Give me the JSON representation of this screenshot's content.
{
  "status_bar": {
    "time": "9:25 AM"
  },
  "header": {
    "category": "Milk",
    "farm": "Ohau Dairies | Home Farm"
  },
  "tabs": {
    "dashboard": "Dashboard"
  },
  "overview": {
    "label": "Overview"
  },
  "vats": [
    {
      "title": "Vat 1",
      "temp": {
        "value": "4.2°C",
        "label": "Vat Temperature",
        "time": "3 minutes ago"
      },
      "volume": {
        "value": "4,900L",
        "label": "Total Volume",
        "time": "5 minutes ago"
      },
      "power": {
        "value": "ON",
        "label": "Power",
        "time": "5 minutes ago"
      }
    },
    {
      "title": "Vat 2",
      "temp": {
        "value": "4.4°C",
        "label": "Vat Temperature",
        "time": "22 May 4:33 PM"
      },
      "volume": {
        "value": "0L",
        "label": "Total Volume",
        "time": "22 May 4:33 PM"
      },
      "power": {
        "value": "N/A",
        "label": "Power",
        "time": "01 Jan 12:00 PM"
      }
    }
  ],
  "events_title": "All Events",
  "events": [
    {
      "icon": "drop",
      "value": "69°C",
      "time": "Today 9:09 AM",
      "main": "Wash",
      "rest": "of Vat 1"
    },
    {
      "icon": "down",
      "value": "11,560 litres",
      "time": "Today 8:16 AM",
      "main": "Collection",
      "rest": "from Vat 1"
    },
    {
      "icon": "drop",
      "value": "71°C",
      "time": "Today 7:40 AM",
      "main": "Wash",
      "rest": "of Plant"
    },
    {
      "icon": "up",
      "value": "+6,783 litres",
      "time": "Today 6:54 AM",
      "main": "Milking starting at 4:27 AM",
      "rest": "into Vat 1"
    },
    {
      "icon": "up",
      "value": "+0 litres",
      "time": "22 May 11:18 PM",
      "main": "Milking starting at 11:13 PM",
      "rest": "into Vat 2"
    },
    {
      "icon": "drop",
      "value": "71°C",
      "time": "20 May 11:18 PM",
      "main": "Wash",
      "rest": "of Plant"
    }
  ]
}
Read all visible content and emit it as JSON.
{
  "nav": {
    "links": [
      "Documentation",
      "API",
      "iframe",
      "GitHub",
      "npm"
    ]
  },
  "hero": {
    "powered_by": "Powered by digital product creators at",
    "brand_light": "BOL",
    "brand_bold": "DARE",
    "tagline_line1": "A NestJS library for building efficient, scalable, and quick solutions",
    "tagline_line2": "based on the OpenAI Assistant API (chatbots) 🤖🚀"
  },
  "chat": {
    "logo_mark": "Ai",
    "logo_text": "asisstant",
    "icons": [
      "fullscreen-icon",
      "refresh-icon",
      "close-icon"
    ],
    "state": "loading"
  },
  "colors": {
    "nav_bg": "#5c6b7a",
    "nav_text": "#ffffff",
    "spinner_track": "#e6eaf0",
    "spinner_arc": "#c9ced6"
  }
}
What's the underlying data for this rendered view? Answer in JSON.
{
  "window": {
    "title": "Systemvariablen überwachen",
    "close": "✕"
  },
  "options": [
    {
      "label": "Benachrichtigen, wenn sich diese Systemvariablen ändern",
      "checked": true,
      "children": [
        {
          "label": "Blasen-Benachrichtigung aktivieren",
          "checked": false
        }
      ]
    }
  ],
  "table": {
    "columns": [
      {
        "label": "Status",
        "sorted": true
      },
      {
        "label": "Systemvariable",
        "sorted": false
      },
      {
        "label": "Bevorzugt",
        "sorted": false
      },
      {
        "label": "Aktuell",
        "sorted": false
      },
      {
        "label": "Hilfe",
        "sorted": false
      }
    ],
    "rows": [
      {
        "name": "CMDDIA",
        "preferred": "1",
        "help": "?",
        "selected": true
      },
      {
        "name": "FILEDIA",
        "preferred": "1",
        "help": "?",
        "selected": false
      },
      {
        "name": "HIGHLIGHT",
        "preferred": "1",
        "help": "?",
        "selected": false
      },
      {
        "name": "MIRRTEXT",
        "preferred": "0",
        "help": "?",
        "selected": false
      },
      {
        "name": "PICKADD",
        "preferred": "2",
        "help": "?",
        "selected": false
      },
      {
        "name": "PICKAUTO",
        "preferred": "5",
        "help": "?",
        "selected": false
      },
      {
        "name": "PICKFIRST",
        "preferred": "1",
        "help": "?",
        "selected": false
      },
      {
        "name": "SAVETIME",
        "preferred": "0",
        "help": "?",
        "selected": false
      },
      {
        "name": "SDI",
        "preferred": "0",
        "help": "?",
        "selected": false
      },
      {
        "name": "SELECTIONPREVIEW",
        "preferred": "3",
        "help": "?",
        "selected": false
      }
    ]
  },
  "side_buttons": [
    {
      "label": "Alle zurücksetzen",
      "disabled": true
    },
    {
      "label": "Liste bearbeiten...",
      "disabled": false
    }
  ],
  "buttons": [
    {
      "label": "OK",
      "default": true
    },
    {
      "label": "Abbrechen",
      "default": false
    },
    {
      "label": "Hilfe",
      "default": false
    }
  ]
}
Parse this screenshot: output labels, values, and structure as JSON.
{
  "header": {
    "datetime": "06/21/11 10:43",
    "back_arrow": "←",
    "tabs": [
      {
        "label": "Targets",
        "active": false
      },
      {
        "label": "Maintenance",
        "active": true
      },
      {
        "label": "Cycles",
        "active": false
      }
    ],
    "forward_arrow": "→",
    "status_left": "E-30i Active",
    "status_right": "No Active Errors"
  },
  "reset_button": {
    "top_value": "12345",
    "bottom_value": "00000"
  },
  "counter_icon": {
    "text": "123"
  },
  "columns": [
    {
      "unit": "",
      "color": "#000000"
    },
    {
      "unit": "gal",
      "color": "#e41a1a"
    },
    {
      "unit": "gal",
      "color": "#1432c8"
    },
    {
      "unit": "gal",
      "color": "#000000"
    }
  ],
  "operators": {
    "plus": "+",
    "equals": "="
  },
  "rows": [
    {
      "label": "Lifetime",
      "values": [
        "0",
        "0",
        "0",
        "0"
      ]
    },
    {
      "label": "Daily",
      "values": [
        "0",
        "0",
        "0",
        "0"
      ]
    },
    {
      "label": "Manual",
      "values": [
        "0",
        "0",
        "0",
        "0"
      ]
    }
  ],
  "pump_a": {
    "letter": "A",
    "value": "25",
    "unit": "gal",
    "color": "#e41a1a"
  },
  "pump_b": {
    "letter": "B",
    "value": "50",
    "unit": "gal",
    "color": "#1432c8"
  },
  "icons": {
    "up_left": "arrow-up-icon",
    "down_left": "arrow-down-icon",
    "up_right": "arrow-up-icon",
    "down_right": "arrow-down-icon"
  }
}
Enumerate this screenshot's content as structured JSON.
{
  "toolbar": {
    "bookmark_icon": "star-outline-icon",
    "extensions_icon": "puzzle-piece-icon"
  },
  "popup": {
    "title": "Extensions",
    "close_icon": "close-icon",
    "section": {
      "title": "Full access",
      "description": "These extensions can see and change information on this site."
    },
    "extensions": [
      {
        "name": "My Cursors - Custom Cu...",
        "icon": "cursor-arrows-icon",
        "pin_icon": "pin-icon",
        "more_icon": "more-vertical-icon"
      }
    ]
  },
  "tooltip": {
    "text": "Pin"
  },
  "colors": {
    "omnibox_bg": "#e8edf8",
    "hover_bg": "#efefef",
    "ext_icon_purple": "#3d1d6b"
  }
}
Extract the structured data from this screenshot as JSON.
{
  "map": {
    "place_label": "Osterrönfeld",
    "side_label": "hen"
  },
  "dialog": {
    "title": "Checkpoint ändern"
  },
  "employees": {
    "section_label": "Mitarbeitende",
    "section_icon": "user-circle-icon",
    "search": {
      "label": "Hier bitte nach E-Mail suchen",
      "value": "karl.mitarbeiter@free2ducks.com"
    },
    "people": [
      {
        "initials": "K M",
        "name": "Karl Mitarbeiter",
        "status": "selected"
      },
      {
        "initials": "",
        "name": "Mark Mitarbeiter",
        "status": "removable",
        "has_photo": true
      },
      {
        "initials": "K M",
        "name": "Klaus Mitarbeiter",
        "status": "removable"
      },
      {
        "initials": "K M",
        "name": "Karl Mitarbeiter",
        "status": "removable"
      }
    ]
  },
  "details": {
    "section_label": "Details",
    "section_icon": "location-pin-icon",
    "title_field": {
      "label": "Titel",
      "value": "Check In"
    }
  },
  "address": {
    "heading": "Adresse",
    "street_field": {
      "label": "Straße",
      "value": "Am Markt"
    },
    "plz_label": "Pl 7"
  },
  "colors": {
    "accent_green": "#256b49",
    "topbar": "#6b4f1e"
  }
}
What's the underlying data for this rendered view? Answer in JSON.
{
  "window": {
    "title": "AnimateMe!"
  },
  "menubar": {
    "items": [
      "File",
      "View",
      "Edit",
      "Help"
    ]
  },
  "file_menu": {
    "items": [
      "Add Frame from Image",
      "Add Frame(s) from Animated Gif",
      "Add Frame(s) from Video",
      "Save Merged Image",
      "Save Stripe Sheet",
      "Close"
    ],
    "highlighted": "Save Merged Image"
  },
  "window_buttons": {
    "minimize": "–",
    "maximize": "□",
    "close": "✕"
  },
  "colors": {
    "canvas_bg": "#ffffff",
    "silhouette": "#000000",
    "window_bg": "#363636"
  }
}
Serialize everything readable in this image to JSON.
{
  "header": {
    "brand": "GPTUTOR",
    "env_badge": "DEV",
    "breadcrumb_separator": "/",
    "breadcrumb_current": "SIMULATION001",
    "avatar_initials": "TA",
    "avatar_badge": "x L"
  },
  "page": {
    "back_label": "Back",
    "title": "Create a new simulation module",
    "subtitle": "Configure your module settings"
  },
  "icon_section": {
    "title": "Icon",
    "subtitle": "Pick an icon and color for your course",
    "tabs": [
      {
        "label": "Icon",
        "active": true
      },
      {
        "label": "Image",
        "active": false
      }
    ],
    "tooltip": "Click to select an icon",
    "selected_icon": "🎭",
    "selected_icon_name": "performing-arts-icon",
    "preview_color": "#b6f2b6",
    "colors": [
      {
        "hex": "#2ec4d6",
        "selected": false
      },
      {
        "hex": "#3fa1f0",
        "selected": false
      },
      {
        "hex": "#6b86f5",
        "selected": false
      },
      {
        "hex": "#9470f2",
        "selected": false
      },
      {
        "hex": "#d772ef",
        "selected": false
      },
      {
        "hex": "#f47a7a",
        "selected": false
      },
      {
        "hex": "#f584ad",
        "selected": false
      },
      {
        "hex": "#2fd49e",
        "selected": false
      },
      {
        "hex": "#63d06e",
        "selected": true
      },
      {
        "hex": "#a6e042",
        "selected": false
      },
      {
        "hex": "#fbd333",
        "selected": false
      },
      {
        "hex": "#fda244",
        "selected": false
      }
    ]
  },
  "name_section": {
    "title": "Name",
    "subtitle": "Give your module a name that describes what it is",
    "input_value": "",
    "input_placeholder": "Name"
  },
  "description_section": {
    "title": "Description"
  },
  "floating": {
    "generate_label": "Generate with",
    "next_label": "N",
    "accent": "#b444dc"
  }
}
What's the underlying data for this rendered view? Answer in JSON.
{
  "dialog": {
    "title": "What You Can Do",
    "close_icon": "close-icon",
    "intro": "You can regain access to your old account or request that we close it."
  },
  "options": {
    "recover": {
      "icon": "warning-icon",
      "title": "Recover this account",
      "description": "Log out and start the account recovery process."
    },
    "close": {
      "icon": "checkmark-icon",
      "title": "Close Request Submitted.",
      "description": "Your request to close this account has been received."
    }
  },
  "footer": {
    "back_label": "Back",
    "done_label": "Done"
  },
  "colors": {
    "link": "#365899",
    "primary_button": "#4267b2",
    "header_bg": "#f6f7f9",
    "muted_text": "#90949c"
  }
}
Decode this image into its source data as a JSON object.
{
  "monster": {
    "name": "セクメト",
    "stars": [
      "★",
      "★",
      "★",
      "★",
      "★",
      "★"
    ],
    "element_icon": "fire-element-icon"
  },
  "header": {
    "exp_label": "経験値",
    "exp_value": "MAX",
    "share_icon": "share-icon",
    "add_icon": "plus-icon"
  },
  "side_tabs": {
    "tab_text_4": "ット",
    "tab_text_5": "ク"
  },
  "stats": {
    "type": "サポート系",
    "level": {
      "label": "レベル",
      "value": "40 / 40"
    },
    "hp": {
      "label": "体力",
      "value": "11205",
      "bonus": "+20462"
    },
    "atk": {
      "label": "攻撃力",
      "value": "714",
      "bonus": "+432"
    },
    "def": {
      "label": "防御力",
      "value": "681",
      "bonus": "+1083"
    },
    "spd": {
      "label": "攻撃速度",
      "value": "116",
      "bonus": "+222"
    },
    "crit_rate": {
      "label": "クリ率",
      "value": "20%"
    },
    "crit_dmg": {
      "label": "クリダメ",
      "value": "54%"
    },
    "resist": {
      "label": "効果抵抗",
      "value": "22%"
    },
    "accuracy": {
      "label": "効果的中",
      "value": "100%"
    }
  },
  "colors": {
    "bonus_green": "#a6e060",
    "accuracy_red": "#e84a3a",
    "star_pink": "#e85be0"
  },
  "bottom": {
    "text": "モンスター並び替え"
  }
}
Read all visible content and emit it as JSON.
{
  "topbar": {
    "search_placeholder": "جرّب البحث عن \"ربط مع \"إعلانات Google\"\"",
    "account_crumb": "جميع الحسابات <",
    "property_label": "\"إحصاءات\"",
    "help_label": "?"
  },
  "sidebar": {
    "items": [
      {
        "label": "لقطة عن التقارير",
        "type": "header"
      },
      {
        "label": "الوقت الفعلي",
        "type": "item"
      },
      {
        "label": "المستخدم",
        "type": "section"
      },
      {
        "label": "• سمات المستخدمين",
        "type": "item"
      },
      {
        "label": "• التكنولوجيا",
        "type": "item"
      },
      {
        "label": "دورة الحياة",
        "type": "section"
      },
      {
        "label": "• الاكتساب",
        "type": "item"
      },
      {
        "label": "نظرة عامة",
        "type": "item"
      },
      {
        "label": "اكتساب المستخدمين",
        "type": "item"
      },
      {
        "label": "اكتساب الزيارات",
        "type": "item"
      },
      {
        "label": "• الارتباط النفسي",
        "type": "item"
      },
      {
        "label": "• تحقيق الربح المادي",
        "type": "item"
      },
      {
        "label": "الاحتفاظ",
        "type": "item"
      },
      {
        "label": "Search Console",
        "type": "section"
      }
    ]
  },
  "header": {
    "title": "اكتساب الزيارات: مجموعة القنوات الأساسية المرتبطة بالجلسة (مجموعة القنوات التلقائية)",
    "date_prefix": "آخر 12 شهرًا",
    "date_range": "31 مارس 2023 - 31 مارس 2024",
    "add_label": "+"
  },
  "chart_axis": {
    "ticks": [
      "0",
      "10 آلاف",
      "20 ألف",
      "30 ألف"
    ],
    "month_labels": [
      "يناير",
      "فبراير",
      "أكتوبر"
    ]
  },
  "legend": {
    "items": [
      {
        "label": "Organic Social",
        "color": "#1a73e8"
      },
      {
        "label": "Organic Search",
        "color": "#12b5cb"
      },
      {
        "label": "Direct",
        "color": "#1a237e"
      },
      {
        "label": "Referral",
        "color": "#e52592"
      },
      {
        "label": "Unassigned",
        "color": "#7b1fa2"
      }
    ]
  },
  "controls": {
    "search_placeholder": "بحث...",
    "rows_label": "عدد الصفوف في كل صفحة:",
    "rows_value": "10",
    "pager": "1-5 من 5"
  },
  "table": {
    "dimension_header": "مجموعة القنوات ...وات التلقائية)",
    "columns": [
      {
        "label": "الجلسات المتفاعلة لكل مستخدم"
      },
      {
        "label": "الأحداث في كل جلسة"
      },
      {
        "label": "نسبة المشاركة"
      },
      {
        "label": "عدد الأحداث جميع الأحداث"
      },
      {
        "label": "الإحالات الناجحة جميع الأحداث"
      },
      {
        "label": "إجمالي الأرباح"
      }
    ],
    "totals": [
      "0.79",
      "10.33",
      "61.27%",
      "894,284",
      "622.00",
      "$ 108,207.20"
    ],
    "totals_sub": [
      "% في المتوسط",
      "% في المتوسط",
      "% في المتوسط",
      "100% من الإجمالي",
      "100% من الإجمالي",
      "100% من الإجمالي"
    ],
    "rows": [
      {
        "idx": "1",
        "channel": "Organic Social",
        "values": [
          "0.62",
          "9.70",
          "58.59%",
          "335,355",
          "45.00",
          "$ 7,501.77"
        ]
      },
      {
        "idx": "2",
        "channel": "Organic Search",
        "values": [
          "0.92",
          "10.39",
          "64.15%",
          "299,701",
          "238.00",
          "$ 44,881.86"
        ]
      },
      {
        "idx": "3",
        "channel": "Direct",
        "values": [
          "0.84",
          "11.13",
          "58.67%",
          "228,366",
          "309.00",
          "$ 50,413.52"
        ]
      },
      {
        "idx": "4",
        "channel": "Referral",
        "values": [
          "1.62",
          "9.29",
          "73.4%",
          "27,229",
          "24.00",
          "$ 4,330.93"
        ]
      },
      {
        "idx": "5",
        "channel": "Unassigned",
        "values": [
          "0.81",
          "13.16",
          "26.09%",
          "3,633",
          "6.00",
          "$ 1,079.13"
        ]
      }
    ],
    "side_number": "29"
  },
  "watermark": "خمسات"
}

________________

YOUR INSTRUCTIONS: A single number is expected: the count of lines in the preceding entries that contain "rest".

RESULT: 6